New Back in the Day article
But the movie “Back in the Day”, set for release this month, was shot in 2012 in Newburgh, largely because star and director Michael Rosenbaum grew up in the Evansville suburb.
The actor, who portrayed Lex Luthor in the Superman television series “Smallville,” will return to Indiana Jan. 10 for the premiere of his film, in Evansville. The theatrical release is set for Jan. 17.
“Back in the Day” is a comedy about high school friends who return to Castle High School—the name of Rosenbaum’s actual alma mater—for a reunion. Rosenbaum’s character starts pining for an old high school flame, played by actress Morena Baccarin.
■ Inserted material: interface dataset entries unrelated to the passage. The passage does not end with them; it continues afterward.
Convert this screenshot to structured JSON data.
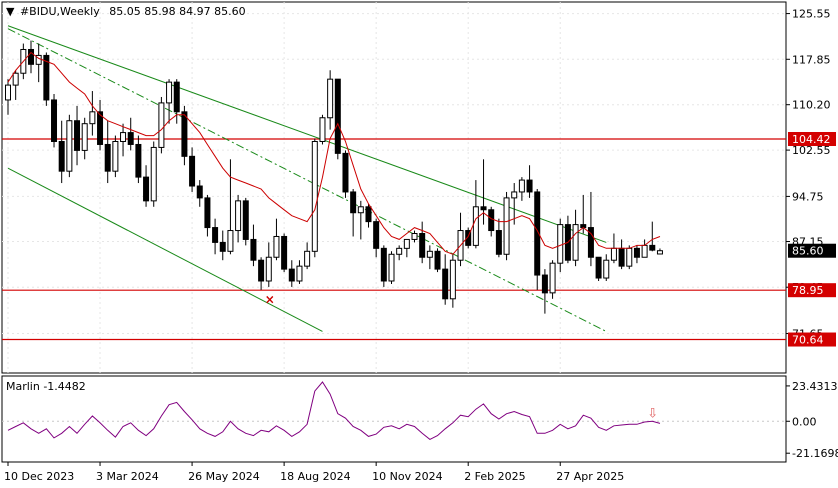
{
  "header": {
    "symbol": "#BIDU,Weekly",
    "ohlc": "85.05 85.98 84.97 85.60"
  },
  "colors": {
    "bull_candle": "#ffffff",
    "bear_candle": "#000000",
    "channel": "#1a8a1a",
    "ma_line": "#cc0000",
    "level_line": "#d40000",
    "price_badge": "#000000",
    "oscillator": "#800080",
    "signal_arrow": "#e06060"
  },
  "chart_data": [
    {
      "type": "candlestick",
      "title": "",
      "ylim": [
        65.0,
        127.5
      ],
      "y_ticks": [
        "125.55",
        "117.85",
        "110.20",
        "102.55",
        "94.75",
        "87.15",
        "79.45",
        "71.65"
      ],
      "x_ticks": [
        "10 Dec 2023",
        "3 Mar 2024",
        "26 May 2024",
        "18 Aug 2024",
        "10 Nov 2024",
        "2 Feb 2025",
        "27 Apr 2025"
      ],
      "x_tick_index": [
        0,
        12,
        24,
        36,
        48,
        60,
        72
      ],
      "grid": true,
      "candles": [
        [
          111.0,
          114.5,
          108.5,
          113.5
        ],
        [
          113.5,
          116.0,
          111.0,
          115.5
        ],
        [
          115.5,
          120.5,
          114.5,
          119.5
        ],
        [
          119.5,
          121.0,
          115.5,
          117.0
        ],
        [
          117.0,
          120.5,
          114.0,
          118.5
        ],
        [
          118.5,
          119.0,
          110.0,
          111.0
        ],
        [
          111.0,
          112.0,
          103.0,
          104.0
        ],
        [
          104.0,
          107.5,
          97.0,
          99.0
        ],
        [
          99.0,
          108.5,
          98.0,
          107.5
        ],
        [
          107.5,
          110.0,
          100.0,
          102.5
        ],
        [
          102.5,
          108.0,
          101.0,
          107.0
        ],
        [
          107.0,
          112.5,
          105.0,
          109.0
        ],
        [
          109.0,
          111.0,
          102.5,
          103.5
        ],
        [
          103.5,
          107.5,
          97.0,
          99.0
        ],
        [
          99.0,
          105.0,
          98.0,
          104.0
        ],
        [
          104.0,
          107.0,
          101.5,
          105.5
        ],
        [
          105.5,
          108.0,
          102.5,
          103.5
        ],
        [
          103.5,
          105.0,
          97.0,
          98.0
        ],
        [
          98.0,
          100.0,
          93.0,
          94.0
        ],
        [
          94.0,
          104.0,
          93.0,
          103.0
        ],
        [
          103.0,
          111.5,
          102.0,
          110.5
        ],
        [
          110.5,
          114.5,
          107.0,
          114.0
        ],
        [
          114.0,
          114.5,
          107.0,
          109.0
        ],
        [
          109.0,
          110.0,
          100.0,
          101.5
        ],
        [
          101.5,
          103.0,
          95.5,
          96.5
        ],
        [
          96.5,
          97.5,
          93.0,
          94.5
        ],
        [
          94.5,
          95.0,
          88.0,
          89.5
        ],
        [
          89.5,
          91.0,
          85.0,
          87.0
        ],
        [
          87.0,
          89.0,
          84.0,
          85.5
        ],
        [
          85.5,
          101.0,
          85.0,
          89.0
        ],
        [
          89.0,
          95.0,
          87.0,
          94.0
        ],
        [
          94.0,
          94.5,
          86.5,
          87.5
        ],
        [
          87.5,
          90.0,
          83.0,
          84.0
        ],
        [
          84.0,
          84.5,
          79.0,
          80.5
        ],
        [
          80.5,
          87.0,
          79.5,
          84.5
        ],
        [
          84.5,
          91.0,
          84.0,
          88.0
        ],
        [
          88.0,
          88.5,
          82.0,
          82.5
        ],
        [
          82.5,
          84.0,
          79.5,
          80.5
        ],
        [
          80.5,
          84.0,
          80.0,
          83.0
        ],
        [
          83.0,
          87.0,
          82.5,
          85.5
        ],
        [
          85.5,
          104.5,
          84.5,
          104.0
        ],
        [
          104.0,
          108.5,
          103.5,
          108.0
        ],
        [
          108.0,
          116.0,
          106.0,
          114.5
        ],
        [
          114.5,
          114.5,
          101.0,
          102.0
        ],
        [
          102.0,
          102.5,
          94.5,
          95.5
        ],
        [
          95.5,
          96.0,
          88.0,
          92.0
        ],
        [
          92.0,
          94.0,
          87.5,
          93.0
        ],
        [
          93.0,
          93.5,
          89.5,
          90.5
        ],
        [
          90.5,
          91.0,
          84.5,
          86.0
        ],
        [
          86.0,
          86.5,
          79.5,
          80.5
        ],
        [
          80.5,
          85.5,
          80.0,
          85.0
        ],
        [
          85.0,
          86.5,
          84.0,
          86.0
        ],
        [
          86.0,
          87.5,
          84.5,
          87.5
        ],
        [
          87.5,
          89.0,
          87.0,
          88.5
        ],
        [
          88.5,
          90.5,
          83.5,
          84.5
        ],
        [
          84.5,
          86.5,
          82.5,
          85.5
        ],
        [
          85.5,
          86.0,
          82.0,
          82.5
        ],
        [
          82.5,
          85.0,
          76.5,
          77.5
        ],
        [
          77.5,
          85.0,
          76.0,
          84.0
        ],
        [
          84.0,
          92.0,
          83.0,
          89.0
        ],
        [
          89.0,
          89.5,
          86.0,
          86.5
        ],
        [
          86.5,
          97.5,
          86.0,
          93.0
        ],
        [
          93.0,
          101.0,
          90.0,
          92.5
        ],
        [
          92.5,
          93.0,
          88.0,
          89.0
        ],
        [
          89.0,
          91.0,
          84.5,
          85.0
        ],
        [
          85.0,
          95.5,
          84.0,
          94.5
        ],
        [
          94.5,
          97.0,
          90.0,
          95.5
        ],
        [
          95.5,
          98.0,
          94.0,
          97.5
        ],
        [
          97.5,
          100.0,
          94.5,
          95.5
        ],
        [
          95.5,
          96.0,
          79.0,
          81.5
        ],
        [
          81.5,
          82.5,
          75.0,
          78.5
        ],
        [
          78.5,
          84.0,
          77.5,
          83.5
        ],
        [
          83.5,
          91.0,
          82.0,
          90.0
        ],
        [
          90.0,
          91.5,
          83.5,
          84.0
        ],
        [
          84.0,
          92.5,
          83.0,
          90.0
        ],
        [
          90.0,
          95.0,
          88.5,
          89.5
        ],
        [
          89.5,
          95.5,
          83.0,
          84.5
        ],
        [
          84.5,
          84.5,
          80.5,
          81.0
        ],
        [
          81.0,
          85.0,
          80.5,
          84.0
        ],
        [
          84.0,
          88.5,
          83.5,
          86.0
        ],
        [
          86.0,
          87.5,
          82.5,
          83.0
        ],
        [
          83.0,
          86.5,
          82.5,
          86.0
        ],
        [
          86.0,
          86.5,
          83.5,
          84.5
        ],
        [
          84.5,
          87.5,
          84.5,
          86.5
        ],
        [
          86.5,
          90.5,
          85.5,
          85.7
        ],
        [
          85.05,
          85.98,
          84.97,
          85.6
        ]
      ],
      "moving_average": [
        114.0,
        116.0,
        117.5,
        119.0,
        118.0,
        117.5,
        117.0,
        115.5,
        114.0,
        113.0,
        112.0,
        110.0,
        108.5,
        107.5,
        107.0,
        106.5,
        106.0,
        105.5,
        105.0,
        105.0,
        106.0,
        107.5,
        108.5,
        108.5,
        107.0,
        105.5,
        103.5,
        101.5,
        99.5,
        98.0,
        97.5,
        97.0,
        96.5,
        96.0,
        94.5,
        93.5,
        92.5,
        91.5,
        91.0,
        90.5,
        92.5,
        98.0,
        104.5,
        107.0,
        104.0,
        100.0,
        96.0,
        93.5,
        91.5,
        89.5,
        88.0,
        87.5,
        88.5,
        89.5,
        89.0,
        88.5,
        87.0,
        85.5,
        85.0,
        86.5,
        88.0,
        91.0,
        92.0,
        91.0,
        90.5,
        90.5,
        91.0,
        91.5,
        91.0,
        89.0,
        86.5,
        86.0,
        86.5,
        87.0,
        88.5,
        89.5,
        88.5,
        86.5,
        86.0,
        86.0,
        86.0,
        86.0,
        86.5,
        86.5,
        87.5,
        88.0
      ],
      "horizontal_levels": [
        {
          "value": 104.42,
          "label": "104.42"
        },
        {
          "value": 78.95,
          "label": "78.95"
        },
        {
          "value": 70.64,
          "label": "70.64"
        }
      ],
      "current_price": {
        "value": 85.6,
        "label": "85.60"
      },
      "channel_lines": [
        {
          "style": "solid",
          "from": [
            0,
            123.5
          ],
          "to": [
            78,
            87.0
          ]
        },
        {
          "style": "solid",
          "from": [
            0,
            99.5
          ],
          "to": [
            41,
            72.0
          ]
        },
        {
          "style": "dash-dot",
          "from": [
            0,
            123.0
          ],
          "to": [
            78,
            72.0
          ]
        }
      ],
      "marker": {
        "symbol": "×",
        "index": 34,
        "value": 77.4
      }
    },
    {
      "type": "line",
      "title": "Marlin -1.4482",
      "ylim": [
        -27,
        30
      ],
      "y_ticks": [
        "23.4313",
        "0.00",
        "-21.1698"
      ],
      "zero_line": true,
      "values": [
        -6.0,
        -3.5,
        -1.0,
        -5.0,
        -8.0,
        -5.0,
        -11.0,
        -8.0,
        -3.5,
        -8.0,
        -2.0,
        3.5,
        -1.0,
        -6.0,
        -10.5,
        -3.5,
        -1.0,
        -6.0,
        -9.5,
        -5.0,
        3.5,
        11.0,
        12.5,
        6.5,
        1.0,
        -5.0,
        -8.0,
        -10.0,
        -7.0,
        0.0,
        -5.0,
        -8.0,
        -9.5,
        -6.0,
        -7.0,
        -3.0,
        -6.0,
        -10.0,
        -7.0,
        -2.0,
        20.0,
        26.0,
        18.0,
        5.0,
        2.0,
        -3.5,
        -6.0,
        -10.0,
        -8.5,
        -4.0,
        -3.0,
        -5.0,
        -2.0,
        -3.5,
        -8.0,
        -12.0,
        -9.5,
        -5.0,
        -1.0,
        4.0,
        3.0,
        8.0,
        11.5,
        5.0,
        1.5,
        5.0,
        6.5,
        4.5,
        3.0,
        -8.0,
        -8.0,
        -6.0,
        -2.0,
        -5.0,
        -3.0,
        4.0,
        2.0,
        -4.0,
        -6.0,
        -3.0,
        -2.5,
        -2.0,
        -2.0,
        -0.5,
        0.0,
        -1.4482
      ],
      "signal_arrow": {
        "symbol": "⇩",
        "index": 84
      }
    }
  ]
}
Bacarrin is perhaps best known for her current turn as Jessica Brody in the Showtime TV series “Homeland,” and as the attractive leader of an extraterrestrial race invading Earth in the recent remake of the ABC television hit “V.”
Rosenbaum said he could have filmed “Back in the Day” in Los Angeles and have received a tax credit to boot. However, “I said, ‘You know, for authenticity, I don’t feel it’s going to capture the essence of where I grew up in the Midwest,’” he said.
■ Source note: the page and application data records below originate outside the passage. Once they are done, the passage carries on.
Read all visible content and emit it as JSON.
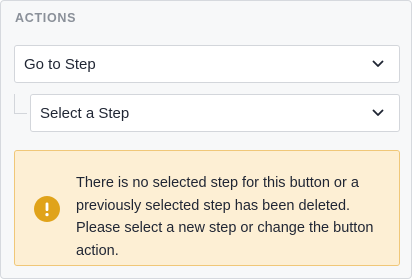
{
  "actions": {
    "section_title": "ACTIONS",
    "action_select": {
      "selected": "Go to Step"
    },
    "step_select": {
      "selected": "Select a Step"
    },
    "warning": {
      "message": "There is no selected step for this button or a previously selected step has been deleted. Please select a new step or change the button action.",
      "icon": "exclamation-icon"
    }
  },
  "colors": {
    "panel_bg": "#f7f8f9",
    "warning_bg": "#fdefd4",
    "warning_border": "#f0c778",
    "warning_icon": "#e0a31a",
    "section_title": "#8a9099"
  }
}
The screenplay for “Back in the Day” also is by Rosenbaum. His first work as a screenwriter was the 2011 short film “Ghild,” about a boy who grew up as a giant.
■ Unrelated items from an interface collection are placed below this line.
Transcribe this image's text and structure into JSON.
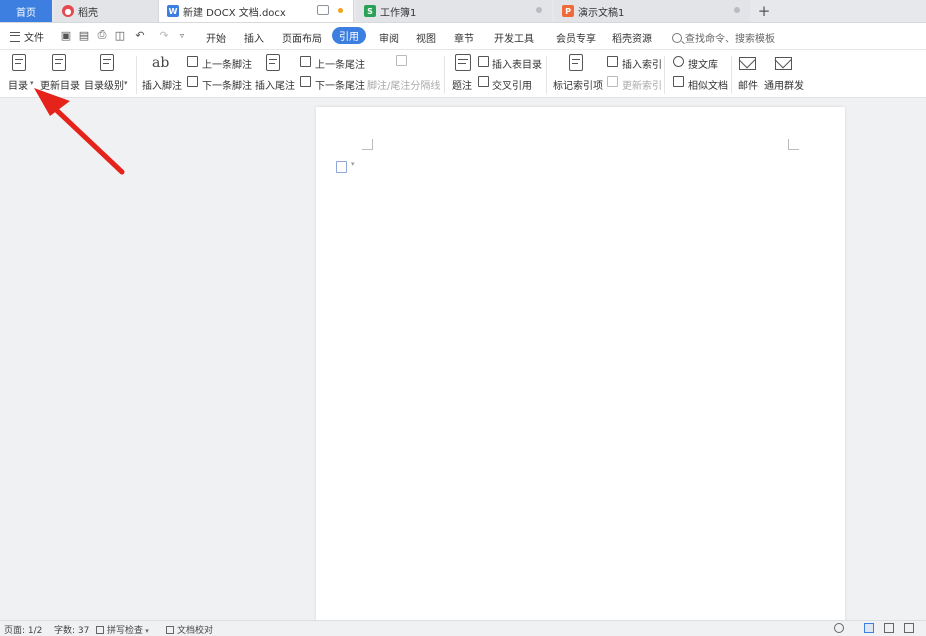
{
  "tabs": {
    "home": "首页",
    "doc": "稻壳",
    "active": "新建 DOCX 文档.docx",
    "sheet": "工作簿1",
    "ppt": "演示文稿1",
    "new": "+"
  },
  "tab_icon_letters": {
    "sheet": "S",
    "ppt": "P",
    "active": "W"
  },
  "colors": {
    "accent": "#3c7fe0",
    "docer": "#e5484d",
    "writer": "#3c7fe0",
    "sheet": "#2aa157",
    "ppt": "#f06a3a",
    "arrow": "#e5231b"
  },
  "menu": {
    "file": "文件",
    "items": [
      "开始",
      "插入",
      "页面布局",
      "引用",
      "审阅",
      "视图",
      "章节",
      "开发工具",
      "会员专享",
      "稻壳资源"
    ],
    "active": "引用",
    "search": "查找命令、搜索模板"
  },
  "ribbon": {
    "toc": "目录",
    "update_toc": "更新目录",
    "toc_level": "目录级别",
    "insert_footnote": "插入脚注",
    "prev_footnote": "上一条脚注",
    "next_footnote": "下一条脚注",
    "insert_endnote": "插入尾注",
    "prev_endnote": "上一条尾注",
    "next_endnote": "下一条尾注",
    "separator": "脚注/尾注分隔线",
    "caption": "题注",
    "insert_table_toc": "插入表目录",
    "cross_ref": "交叉引用",
    "mark_index": "标记索引项",
    "insert_index": "插入索引",
    "update_index": "更新索引",
    "search_lib": "搜文库",
    "similar_doc": "相似文档",
    "mail": "邮件",
    "mass_mail": "通用群发",
    "ab": "ab"
  },
  "status": {
    "page": "页面: 1/2",
    "words": "字数: 37",
    "spell": "拼写检查",
    "proof": "文档校对"
  }
}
Rosenbaum tried to raise money from investors but found it difficult. He said he sought financial assistance from Indiana but was told there were no funds available. Indiana’s tax credit for filmmakers, equal to 15 percent of production costs, expired in late 2011.
Other states are much more aggressive about attracting film productions than Indiana, typically enticing them with tax credits and/or rebates. For example, Illinois offers a 30-percent tax credit on expenditures, as well as an additional 15-percent tax credit on salaries of individuals who live in economically disadvantaged areas, according to the National Conference of State Legislatures.
The not-for-profit Indiana Media Production Alliance plans to hire a lobbyist in hopes of getting incentives for filmmakers restored. The group is proposing legislation that would include a 30-percent rebate or refundable tax credit on expenditures and nonresident labor, with minimum spending of $50,000.
Despite the challenges, Rosenbaum’s company, Rose & Bomb Productions, which includes his brother, Eric, shot the movie in Newburgh in 2012 on a budget of less than $1 million.
At times he and the cast stayed in the homes of his old buddies or with other Evansville area residents who were generous enough to help the aspiring filmmaker.
“For very little money you can still make a fun, entertaining movie,” Rosenbaum said.
The odds were against him. Not only would he have to convince fellow actors to head to Indiana, but he also pitched them during pilot season, when many actors are auditioning for new shows.
“Who in their right mind is going to southern Indiana for very little money, and in the midst of pilot season,” he recalled.
Baccarin looked at the script and said she loved it. The rest fell into place.
Parts of the movie were shot at the Knob Hill Tavern in Newburgh, a surreal experience given that his old teachers and pals used to hang out there.
The film is rated R, largely for some raunchy banter.
Some of the best known films shot in Indiana are “Breaking Away” (1979); “Hoosiers” (1986); and “Rudy” and “A League of Their Own” in the 1990s.
But in recent years, Indiana has found itself overlooked. States such as Illinois, Ohio and Pennsylvania offer studios generous tax incentives for filming within their borders.
Another of those states, Massachusetts, landed the location shoot for “The Judge,” a film to be released this year starring Robert Downey Jr. about a fictional Indiana town.
Another movie, “The Fault in Our Stars,” is based the novel of the same name by Indianapolis writer John Green and is set in the city—but was shot in Pittsburgh.